One of my favs happens to be Frank Turner. He's been around about the past ten years as a solo act. He's been compared to Bob Dylan (as in the younger version of him) *shrugs* I can see why people would say it.
I thoroughly enjoy Turner's lyrics and melodies. He has fun, he mourns, he thinks. I find it attractive.
Below is a video from his latest album - Positive Songs for Negative People - called The Next Storm.
Thousands, and I do mean thousands, of tourists and locals flock down to Mindil every week to enjoy the food & craft stalls and just the all round atmosphere. Fireworks are always a part of the fun on the first and last market for the year.

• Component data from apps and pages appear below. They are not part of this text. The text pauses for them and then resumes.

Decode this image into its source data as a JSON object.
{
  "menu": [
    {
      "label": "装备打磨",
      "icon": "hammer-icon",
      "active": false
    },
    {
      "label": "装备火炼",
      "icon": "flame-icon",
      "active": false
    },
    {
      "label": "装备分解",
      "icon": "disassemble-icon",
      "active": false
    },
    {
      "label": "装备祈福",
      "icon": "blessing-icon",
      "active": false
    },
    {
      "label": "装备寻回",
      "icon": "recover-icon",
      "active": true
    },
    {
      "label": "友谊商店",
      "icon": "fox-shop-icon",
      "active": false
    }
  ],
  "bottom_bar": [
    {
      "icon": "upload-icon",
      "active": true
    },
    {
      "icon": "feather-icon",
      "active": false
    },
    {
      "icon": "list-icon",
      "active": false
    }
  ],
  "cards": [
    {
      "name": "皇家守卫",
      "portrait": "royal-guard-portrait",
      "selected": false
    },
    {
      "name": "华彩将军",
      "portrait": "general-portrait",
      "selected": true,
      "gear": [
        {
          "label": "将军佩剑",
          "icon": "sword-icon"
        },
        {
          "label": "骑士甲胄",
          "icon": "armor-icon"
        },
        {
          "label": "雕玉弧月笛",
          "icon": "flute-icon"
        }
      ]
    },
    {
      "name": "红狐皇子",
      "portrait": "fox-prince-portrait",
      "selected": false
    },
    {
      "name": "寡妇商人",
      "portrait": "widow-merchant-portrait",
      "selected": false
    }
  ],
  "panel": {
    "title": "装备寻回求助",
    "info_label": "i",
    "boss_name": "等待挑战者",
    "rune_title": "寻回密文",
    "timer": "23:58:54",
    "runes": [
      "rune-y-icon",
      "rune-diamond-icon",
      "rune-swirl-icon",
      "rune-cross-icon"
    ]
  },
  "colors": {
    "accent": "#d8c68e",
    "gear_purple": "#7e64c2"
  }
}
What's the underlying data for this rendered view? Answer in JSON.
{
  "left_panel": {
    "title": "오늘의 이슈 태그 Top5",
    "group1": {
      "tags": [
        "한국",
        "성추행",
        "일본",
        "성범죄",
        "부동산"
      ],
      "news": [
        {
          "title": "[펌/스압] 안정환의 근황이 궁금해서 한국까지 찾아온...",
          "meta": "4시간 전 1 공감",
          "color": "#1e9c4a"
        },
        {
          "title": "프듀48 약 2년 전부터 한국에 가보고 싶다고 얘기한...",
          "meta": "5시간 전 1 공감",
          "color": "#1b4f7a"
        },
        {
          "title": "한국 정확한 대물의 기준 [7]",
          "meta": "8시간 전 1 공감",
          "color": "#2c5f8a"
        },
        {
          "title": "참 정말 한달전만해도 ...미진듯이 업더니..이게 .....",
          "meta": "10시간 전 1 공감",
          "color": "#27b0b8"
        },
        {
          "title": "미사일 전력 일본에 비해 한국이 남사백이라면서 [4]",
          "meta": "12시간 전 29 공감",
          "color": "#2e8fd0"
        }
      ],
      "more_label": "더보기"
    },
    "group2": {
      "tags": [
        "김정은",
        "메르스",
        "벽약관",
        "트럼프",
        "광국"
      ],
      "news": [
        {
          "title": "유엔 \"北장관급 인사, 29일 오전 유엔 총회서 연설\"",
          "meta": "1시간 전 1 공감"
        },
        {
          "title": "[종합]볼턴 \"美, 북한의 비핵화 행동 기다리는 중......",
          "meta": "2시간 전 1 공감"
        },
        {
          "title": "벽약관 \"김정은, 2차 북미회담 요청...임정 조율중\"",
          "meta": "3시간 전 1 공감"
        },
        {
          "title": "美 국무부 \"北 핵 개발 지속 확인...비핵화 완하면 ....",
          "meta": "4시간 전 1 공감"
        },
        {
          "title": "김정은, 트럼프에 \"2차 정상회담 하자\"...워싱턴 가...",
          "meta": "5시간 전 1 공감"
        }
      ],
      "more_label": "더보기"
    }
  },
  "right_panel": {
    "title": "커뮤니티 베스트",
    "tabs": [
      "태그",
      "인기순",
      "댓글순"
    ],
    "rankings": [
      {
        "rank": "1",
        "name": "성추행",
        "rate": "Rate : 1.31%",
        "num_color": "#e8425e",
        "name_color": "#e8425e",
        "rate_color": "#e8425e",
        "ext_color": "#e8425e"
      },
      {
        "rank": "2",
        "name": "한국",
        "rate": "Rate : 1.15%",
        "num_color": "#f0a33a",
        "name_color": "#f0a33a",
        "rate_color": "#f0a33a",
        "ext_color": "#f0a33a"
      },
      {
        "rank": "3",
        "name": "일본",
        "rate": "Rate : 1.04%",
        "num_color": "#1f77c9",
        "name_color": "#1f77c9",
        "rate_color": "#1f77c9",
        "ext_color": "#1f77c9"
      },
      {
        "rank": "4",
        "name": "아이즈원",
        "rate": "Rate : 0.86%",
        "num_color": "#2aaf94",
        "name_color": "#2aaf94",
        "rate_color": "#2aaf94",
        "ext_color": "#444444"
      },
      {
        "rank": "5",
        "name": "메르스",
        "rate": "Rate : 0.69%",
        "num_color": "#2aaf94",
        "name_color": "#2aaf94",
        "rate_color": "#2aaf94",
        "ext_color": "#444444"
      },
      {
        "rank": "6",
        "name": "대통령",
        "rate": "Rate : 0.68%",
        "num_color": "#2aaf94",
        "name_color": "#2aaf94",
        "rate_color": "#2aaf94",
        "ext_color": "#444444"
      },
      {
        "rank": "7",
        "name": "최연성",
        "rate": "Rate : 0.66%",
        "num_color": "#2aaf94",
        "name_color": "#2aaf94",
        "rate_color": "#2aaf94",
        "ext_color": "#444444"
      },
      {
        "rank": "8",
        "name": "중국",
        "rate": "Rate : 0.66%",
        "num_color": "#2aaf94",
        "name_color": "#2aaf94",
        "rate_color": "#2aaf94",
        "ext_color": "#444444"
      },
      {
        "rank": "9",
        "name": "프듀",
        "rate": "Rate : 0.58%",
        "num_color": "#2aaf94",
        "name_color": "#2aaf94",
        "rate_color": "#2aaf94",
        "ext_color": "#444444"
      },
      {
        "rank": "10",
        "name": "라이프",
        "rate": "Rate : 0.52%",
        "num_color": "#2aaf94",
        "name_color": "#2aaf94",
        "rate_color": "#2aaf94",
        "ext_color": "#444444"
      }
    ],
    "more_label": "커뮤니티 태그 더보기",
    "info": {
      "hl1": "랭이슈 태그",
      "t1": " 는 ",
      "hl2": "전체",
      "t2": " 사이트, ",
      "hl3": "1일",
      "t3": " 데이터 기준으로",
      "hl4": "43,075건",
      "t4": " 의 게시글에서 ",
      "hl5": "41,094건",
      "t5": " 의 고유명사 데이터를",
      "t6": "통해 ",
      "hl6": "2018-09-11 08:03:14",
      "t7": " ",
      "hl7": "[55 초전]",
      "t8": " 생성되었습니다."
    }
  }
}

Blankets and camp chairs are brought down and set up on the lawns or beach. Hell, I've even seen people with camp tables, tablecloths, glasses and vases with flowers in them. Darwin's equivalent to roughing it I'm sure. LOL
There are roughly 60 food stalls covering just about every cuisine possible. It wouldn't be the Territory without a Roadkill cafe, then on the other side there's a stall called the lucky cow, a vegetarian stall that does an amazing deep fried camembert. Fresh fruit and smoothies are also in abundance. There are 130 craft stalls, from soap and moisturizers, to clothes and local artists drawings.
Not only are there stalls and food galore to keep you entertained there's also live music, kids playing instruments or singing busking for money and then performers and artists putting on shows.
They officially open at 5pm and run through to 10pm at night but if you head down there earlier most stalls will start trading well before 5pm
My daughter counts down the weeks every year until the first market, she can't wait to head down and get her banana and honey smoothie.